In management, it can often be difficult to solve issues by thinking in a conventional fashion. Logical thinking progresses in a series of steps, and so new knowledge derived from logic is an extension of what we know already, rather than being truly new. The need for creative problem solving has arisen as a result of the limitations of logical thinking – and the need for something truly new. Creativity uses imagination along with techniques such as analogies, associations and other mechanisms to help produce insights into problems. Creativity has always existed, but its importance to the continued success of an organization has only recently been recognized. Many management issues require creative insights in order to find innovative solutions and most credit unions today are fully aware of their need for such solutions to survive and grow. Why is Creativity in Management Important? Just ask an IBM shareholder: In 1993, an IBM share was worth $42. Nearly 20 years later, the same share is currently being traded for around $195. That turnaround occurred because IBM understood the importance of creativity for their future success: By the 1990s, the once-mighty behemoth IBM was slowly fading into history. IBM was losing ground and money to the likes of Apple, Intel and Microsoft. Employees left IBM in droves and predictions of IBM’s demise were commonplace. The mainframe computer, IBM’s lifeblood, seemed dead. The future belonged to the fleet-footed leaders of the personal computer industry: Microsoft and Intel.

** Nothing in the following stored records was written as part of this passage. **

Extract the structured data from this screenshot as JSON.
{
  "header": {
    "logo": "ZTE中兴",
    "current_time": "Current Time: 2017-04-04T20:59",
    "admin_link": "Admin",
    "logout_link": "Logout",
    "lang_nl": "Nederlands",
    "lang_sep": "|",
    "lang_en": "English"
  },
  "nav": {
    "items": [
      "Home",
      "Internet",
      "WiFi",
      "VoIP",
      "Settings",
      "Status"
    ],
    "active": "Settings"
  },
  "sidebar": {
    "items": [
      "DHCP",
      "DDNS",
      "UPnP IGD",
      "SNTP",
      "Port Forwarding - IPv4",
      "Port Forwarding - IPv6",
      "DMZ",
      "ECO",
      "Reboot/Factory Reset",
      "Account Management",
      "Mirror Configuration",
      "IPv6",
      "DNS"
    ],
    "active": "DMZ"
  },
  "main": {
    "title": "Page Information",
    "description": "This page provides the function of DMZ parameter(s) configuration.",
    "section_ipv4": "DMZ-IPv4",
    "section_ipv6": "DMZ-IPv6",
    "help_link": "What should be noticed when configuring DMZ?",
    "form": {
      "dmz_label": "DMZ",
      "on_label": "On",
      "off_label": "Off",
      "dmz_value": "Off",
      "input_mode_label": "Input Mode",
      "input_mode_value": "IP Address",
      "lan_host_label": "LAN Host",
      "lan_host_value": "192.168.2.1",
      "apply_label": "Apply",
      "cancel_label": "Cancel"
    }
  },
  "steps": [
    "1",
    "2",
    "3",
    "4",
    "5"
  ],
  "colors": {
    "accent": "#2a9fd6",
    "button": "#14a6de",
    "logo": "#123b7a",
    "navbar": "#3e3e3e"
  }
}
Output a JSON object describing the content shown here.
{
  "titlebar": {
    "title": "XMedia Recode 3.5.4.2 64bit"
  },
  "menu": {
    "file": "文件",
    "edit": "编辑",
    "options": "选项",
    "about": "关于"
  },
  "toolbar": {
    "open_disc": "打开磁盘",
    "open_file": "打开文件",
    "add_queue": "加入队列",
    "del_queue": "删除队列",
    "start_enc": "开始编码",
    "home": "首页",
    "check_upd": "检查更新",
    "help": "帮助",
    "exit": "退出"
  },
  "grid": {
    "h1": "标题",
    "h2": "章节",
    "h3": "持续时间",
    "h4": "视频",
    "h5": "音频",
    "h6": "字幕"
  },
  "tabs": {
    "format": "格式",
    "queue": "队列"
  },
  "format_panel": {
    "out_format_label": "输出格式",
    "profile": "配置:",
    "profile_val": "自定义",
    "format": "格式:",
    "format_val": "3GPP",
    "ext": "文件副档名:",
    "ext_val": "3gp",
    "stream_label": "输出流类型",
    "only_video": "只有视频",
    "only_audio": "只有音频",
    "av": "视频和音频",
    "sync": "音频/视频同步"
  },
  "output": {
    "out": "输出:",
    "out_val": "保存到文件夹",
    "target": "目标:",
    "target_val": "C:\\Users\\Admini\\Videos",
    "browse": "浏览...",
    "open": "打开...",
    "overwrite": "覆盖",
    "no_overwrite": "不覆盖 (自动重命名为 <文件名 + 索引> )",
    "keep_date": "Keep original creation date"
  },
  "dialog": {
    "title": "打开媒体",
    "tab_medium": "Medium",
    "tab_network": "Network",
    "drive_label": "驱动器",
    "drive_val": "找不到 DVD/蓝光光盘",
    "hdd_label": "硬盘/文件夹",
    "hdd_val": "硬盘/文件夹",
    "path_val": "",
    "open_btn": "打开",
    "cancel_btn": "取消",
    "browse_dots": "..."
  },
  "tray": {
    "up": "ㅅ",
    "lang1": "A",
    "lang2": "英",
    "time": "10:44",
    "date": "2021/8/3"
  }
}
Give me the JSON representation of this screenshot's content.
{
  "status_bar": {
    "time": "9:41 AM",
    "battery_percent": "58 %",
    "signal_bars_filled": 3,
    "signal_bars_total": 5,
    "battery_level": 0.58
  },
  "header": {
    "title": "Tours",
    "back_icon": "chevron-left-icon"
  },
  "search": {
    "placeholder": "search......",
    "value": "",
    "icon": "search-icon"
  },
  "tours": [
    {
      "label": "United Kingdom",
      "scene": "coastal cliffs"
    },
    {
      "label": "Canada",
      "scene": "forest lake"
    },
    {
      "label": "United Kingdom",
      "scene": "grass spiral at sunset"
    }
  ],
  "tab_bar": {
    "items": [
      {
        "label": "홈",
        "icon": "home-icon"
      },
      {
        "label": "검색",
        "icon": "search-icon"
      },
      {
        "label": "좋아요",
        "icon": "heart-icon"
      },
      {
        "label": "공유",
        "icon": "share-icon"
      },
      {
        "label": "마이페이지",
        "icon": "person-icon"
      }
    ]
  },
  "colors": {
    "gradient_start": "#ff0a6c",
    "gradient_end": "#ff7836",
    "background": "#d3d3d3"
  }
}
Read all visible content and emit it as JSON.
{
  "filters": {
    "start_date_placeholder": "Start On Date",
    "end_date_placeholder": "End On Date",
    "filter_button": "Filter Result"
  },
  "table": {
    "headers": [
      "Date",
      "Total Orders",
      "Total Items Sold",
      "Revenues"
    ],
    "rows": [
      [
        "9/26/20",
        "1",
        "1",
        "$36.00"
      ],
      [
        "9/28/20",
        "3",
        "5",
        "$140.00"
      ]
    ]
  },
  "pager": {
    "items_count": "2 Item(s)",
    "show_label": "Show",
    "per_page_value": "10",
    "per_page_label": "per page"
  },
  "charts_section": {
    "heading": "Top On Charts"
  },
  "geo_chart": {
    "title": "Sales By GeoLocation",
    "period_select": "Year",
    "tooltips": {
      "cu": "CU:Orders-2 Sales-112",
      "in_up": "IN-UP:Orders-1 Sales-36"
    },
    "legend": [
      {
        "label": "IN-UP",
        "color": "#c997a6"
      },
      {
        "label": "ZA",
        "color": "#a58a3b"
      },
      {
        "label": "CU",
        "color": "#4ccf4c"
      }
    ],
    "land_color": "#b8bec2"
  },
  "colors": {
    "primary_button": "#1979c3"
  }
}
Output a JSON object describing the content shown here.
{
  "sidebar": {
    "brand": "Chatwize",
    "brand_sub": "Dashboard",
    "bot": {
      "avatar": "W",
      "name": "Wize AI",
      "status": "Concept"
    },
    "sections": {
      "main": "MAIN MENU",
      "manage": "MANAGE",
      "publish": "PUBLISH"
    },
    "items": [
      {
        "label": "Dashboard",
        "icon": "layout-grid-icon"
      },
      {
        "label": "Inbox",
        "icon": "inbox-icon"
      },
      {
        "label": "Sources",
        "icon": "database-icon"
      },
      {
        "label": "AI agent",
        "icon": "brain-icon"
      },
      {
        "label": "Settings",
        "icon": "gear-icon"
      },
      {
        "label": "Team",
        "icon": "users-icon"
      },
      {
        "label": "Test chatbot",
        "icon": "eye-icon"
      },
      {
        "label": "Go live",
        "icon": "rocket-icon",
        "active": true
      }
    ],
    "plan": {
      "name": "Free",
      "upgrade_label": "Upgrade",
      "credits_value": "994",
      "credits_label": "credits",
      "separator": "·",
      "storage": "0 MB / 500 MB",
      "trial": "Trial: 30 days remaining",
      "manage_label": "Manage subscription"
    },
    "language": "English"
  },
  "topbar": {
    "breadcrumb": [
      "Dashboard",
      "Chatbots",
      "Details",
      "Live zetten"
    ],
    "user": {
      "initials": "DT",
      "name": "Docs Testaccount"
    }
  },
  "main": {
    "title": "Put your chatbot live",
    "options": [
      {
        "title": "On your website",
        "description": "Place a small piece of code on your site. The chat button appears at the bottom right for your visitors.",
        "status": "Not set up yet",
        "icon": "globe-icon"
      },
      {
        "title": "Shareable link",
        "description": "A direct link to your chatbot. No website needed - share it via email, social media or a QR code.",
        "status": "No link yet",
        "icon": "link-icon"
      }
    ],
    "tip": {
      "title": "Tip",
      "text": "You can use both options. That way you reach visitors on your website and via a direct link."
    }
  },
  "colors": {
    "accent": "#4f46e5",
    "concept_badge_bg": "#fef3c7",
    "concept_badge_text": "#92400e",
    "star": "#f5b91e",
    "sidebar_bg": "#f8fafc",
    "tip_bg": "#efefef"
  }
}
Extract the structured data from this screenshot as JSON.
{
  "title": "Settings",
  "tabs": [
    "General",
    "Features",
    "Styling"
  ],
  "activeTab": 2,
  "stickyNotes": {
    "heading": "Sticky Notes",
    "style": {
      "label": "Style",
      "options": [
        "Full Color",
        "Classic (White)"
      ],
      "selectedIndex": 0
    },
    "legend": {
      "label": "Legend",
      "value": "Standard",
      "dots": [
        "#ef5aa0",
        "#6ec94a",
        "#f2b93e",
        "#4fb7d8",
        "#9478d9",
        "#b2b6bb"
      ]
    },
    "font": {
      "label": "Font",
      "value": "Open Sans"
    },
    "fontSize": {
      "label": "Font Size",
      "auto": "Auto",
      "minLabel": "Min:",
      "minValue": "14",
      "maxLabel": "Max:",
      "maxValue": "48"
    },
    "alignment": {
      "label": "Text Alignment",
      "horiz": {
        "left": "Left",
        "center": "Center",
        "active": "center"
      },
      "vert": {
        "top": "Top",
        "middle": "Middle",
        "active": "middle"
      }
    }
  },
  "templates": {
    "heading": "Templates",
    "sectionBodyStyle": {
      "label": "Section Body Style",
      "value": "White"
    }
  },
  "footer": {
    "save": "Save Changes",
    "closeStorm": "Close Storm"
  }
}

IBM was planning to break up the company into a collection of smaller ones. Enter Louis V. Gerstner Jr., an outsider to the technology industry with a reputation as a leader and strategist. He likened IBM to an elephant, an animal raised in captivity that is suddenly returned to the jungle. Gerstner, no stranger to big companies and bureaucracy, was stunned by what he called the “extraordinary insularity of IBM”. That insularity resulted in a focus on internal process instead of on customers and the marketplace. The corporate culture could be described only as feudal. Within the first 100 days, Gerstner made important decisions to keep the company together. He reduced costs sharply and changed the way IBM did business, overhauling sales, marketing, procurement and internal systems. He didn’t break up the company, as many were advising in response to his smaller, nimbler competition. His bet was that IBM’s competitive advantage would be as the “foremost integrator of technologies” to solve business problems for corporate customers. He based it on strategic analysis, instinct and listening to customers. He kept the company together, cut payroll and other costs, reduced IBM’s dependence on hardware and built up the service business. Under his leadership, IBM caught the Internet wave at the right time, grasping its significance and translating it for baffled corporate customers. Such nimble exploitation of a fast-moving market opportunity was foreign to the old IBM. “Watch the Turtle. He Only Moves Forward by Sticking His Neck Out” – Lou Gerstner So, what made Lou Gerstner to be regarded as the most creative leader of the 20th century? He was the perfect combination of two creativity definitions:
  1. Creativity is not copying (Ferran Adria). Lou Gerstner could have copied the fate of other giant companies and broken IBM into numerous small pieces. He did exactly the opposite.
  2. Creativity is connecting the dots (Steve Jobs). IBM connected the dots of the post-PC era and the networked world that resulted to a need for corporate customers to get soup-to-nuts services provided by a global information technologist.
In short: Creativity is connecting the dots in new ways that resonate.